by Sue A. Fairchild

“Would you be willing to look over my manuscript quickly—it only has a hundred thousand words—and let me know if there is anything I’d need to fix?”

These are the words editors cringe to hear from their writing friends. Yet, all too often we’re faced with this dilemma. After all, our circles tend to include many writers and most of them could claim to be “friends.” How do we decide who is a friend that deserves free services and how do we establish friends who pay full price?

Certainly, every editor needs to determine their own comfort level with this topic, but here are a few ways I decide.

  1. How much time will it take me? A novel with a hundred thousand words would take me quite a bit of time—even just to read through “quickly.” My time is money, so I would not do this work for free. But I might offer a bargain or discount. (I’ll discuss that later in this article.) However, if we’re talking about a short poem, or even a concise blog post, I might be willing to bend my rules for payment.
  2. Are we really friends?

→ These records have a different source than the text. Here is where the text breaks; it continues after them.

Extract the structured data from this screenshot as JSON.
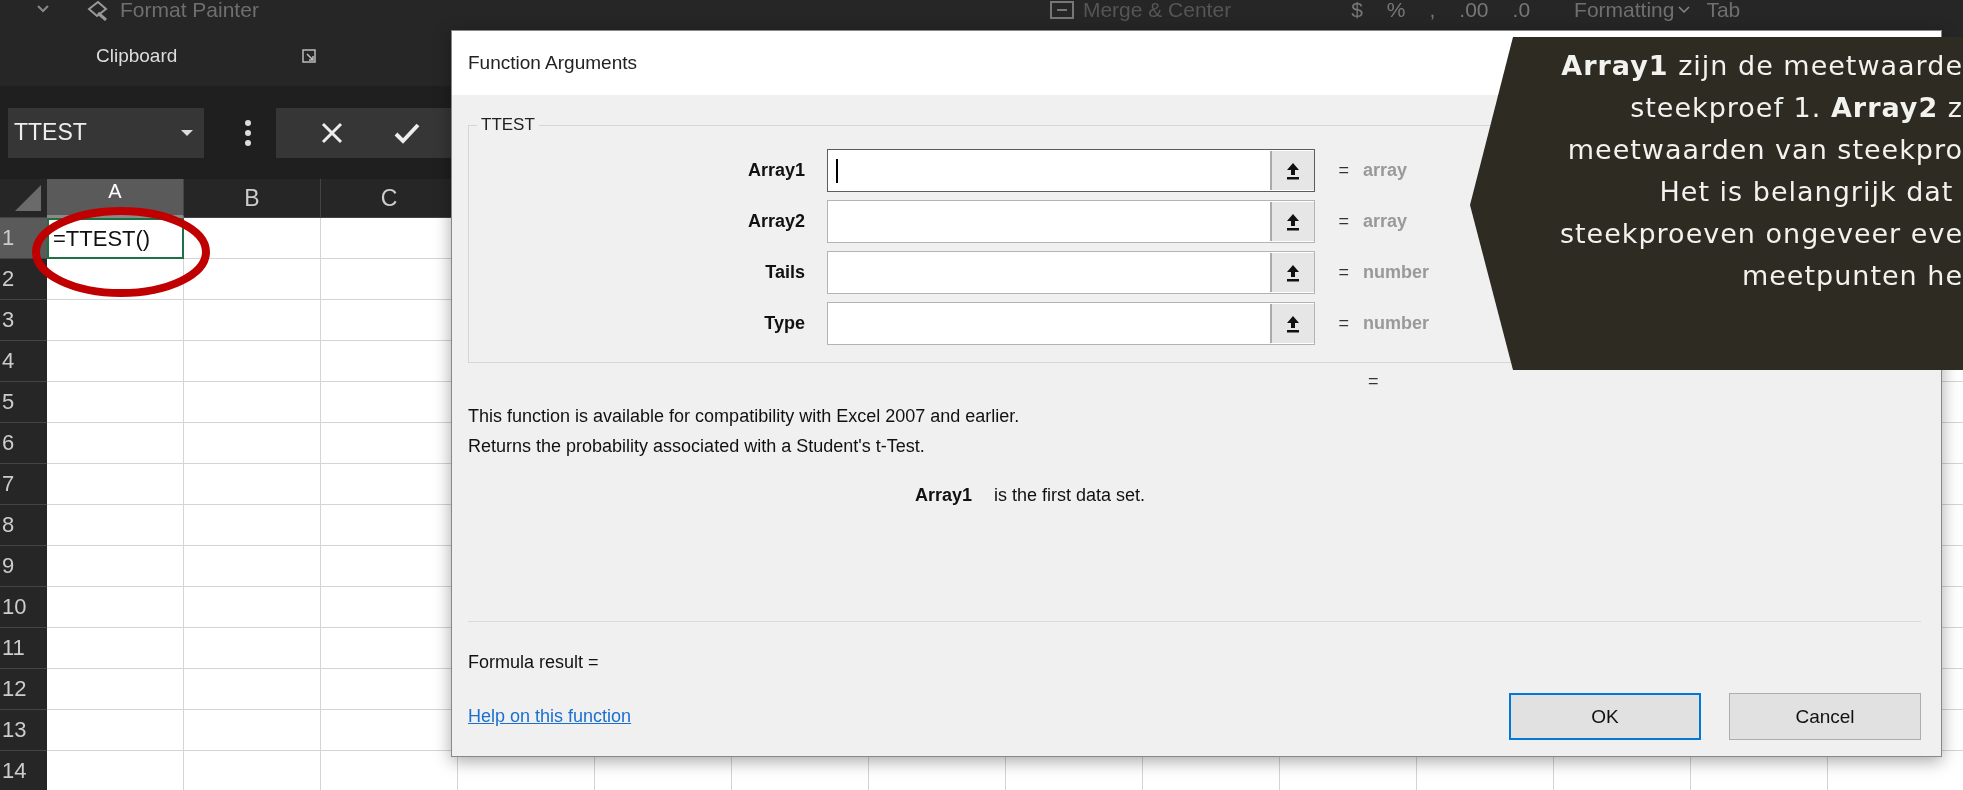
{
  "ribbon": {
    "top_texts": [
      {
        "kind": "painter",
        "text": "Format Painter"
      },
      {
        "kind": "merge",
        "text": "Merge & Center"
      },
      {
        "kind": "glyph",
        "text": "$"
      },
      {
        "kind": "glyph",
        "text": "%"
      },
      {
        "kind": "glyph",
        "text": ","
      },
      {
        "kind": "glyph",
        "text": ".00"
      },
      {
        "kind": "glyph",
        "text": ".0"
      },
      {
        "kind": "dropdown",
        "text": "Formatting"
      },
      {
        "kind": "plain",
        "text": "Tab"
      }
    ],
    "group_label": "Clipboard"
  },
  "formula_bar": {
    "name_box": "TTEST"
  },
  "sheet": {
    "columns": [
      {
        "label": "A",
        "selected": true
      },
      {
        "label": "B",
        "selected": false
      },
      {
        "label": "C",
        "selected": false
      }
    ],
    "rows": [
      {
        "label": "1",
        "selected": true
      },
      {
        "label": "2",
        "selected": false
      },
      {
        "label": "3",
        "selected": false
      },
      {
        "label": "4",
        "selected": false
      },
      {
        "label": "5",
        "selected": false
      },
      {
        "label": "6",
        "selected": false
      },
      {
        "label": "7",
        "selected": false
      },
      {
        "label": "8",
        "selected": false
      },
      {
        "label": "9",
        "selected": false
      },
      {
        "label": "10",
        "selected": false
      },
      {
        "label": "11",
        "selected": false
      },
      {
        "label": "12",
        "selected": false
      },
      {
        "label": "13",
        "selected": false
      },
      {
        "label": "14",
        "selected": false
      }
    ],
    "active_cell": "=TTEST()"
  },
  "dialog": {
    "title": "Function Arguments",
    "group_label": "TTEST",
    "arguments": [
      {
        "label": "Array1",
        "equals": "=",
        "hint": "array",
        "focused": true
      },
      {
        "label": "Array2",
        "equals": "=",
        "hint": "array",
        "focused": false
      },
      {
        "label": "Tails",
        "equals": "=",
        "hint": "number",
        "focused": false
      },
      {
        "label": "Type",
        "equals": "=",
        "hint": "number",
        "focused": false
      }
    ],
    "result_equals": "=",
    "description": [
      "This function is available for compatibility with Excel 2007 and earlier.",
      "Returns the probability associated with a Student's t-Test."
    ],
    "argument_help": {
      "name": "Array1",
      "text": "is the first data set."
    },
    "formula_result": "Formula result =",
    "help_link": "Help on this function",
    "buttons": [
      {
        "label": "OK",
        "default": true
      },
      {
        "label": "Cancel",
        "default": false
      }
    ]
  },
  "callout": {
    "lines": [
      "**Array1** zijn de meetwaarde",
      "steekproef 1. **Array2** z",
      "meetwaarden van steekpro",
      "Het is belangrijk dat ",
      "steekproeven ongeveer eve",
      "meetpunten he"
    ]
  }
}
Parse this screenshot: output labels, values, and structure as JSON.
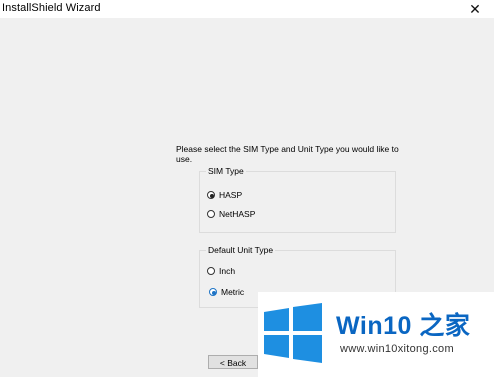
{
  "window": {
    "title": "InstallShield Wizard",
    "close_glyph": "✕"
  },
  "prompt": "Please select the SIM Type and Unit Type you would like to use.",
  "sim_type": {
    "title": "SIM Type",
    "options": [
      {
        "label": "HASP",
        "checked": true
      },
      {
        "label": "NetHASP",
        "checked": false
      }
    ]
  },
  "unit_type": {
    "title": "Default Unit Type",
    "options": [
      {
        "label": "Inch",
        "checked": false
      },
      {
        "label": "Metric",
        "checked": true
      }
    ]
  },
  "buttons": {
    "back": "< Back"
  },
  "watermark": {
    "title": "Win10 之家",
    "url": "www.win10xitong.com",
    "logo_color": "#1e8fe1"
  }
}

What is the actual level of friendship? Have I known this person for years? If not providing the free service would harm an otherwise long-term and dear friendship, determine how you could bargain or exchange services in order to maintain a good relationship.
  3. Have they provided a service to me previously for free? Obviously, if I’m responding in kind, I would provide my service at the same level their service had been provided to me. But ensure that the levels are compatible. Editing a hundred-thousand-word manuscript is not comparable to being given a ride home once. (Unless that ride was several hours long.)

If, by using the above guidelines, you determine the work should not be done for free, how then should you diplomatically engage a “friend” into a business arrangement?

  1. Ask your friend for clarification. Do they want you to read their story and give simple feedback or do they intend for you to provide your editing services? If they’re only looking for feedback, perhaps you could agree to read the manuscript—at your leisure. This helps a friend to understand that you are a busy professional and that paying customers will come first. If it truly is editing services they demand, check out number two.
  2. Advise your friend of your current rate and then offer to give a discount of some amount. This way they understand your time is money, but you are willing to provide them a bit of a break for your friendship. You could offer a discounted rate, an exchange of services, or to edit only a small portion of their book. If they will be paying you for your services, make sure you outline how that will happen in clear, concise terms. I still use a contract, even for my friends. This avoids any misunderstandings.

What happens if the friend seems put off by your professional leanings?

Simple. Retain a friendly, professional manner and move on. At that point, the decision truly rests on the friend’s shoulders—not your own. You have conveyed how you handle business arrangements, even between friends. If they choose not to utilize your services, you can move onto other business without guilt. Hopefully, the friend—if they truly are one—will understand your position and work with you to achieve the results best for each person. If not, maybe they were not a friend after all.

Sue started out as a devotion writer, but now also claims the titles of editor, proofreader, webmistress, and blogger. She has written and self-published three books as well as helped a variety of authors get their manuscripts into readers’ hands. Sue loves working with clients who are working toward the greater good of sharing God’s message in this world. Email to discuss a free sample edit. Check out her website for testimonials: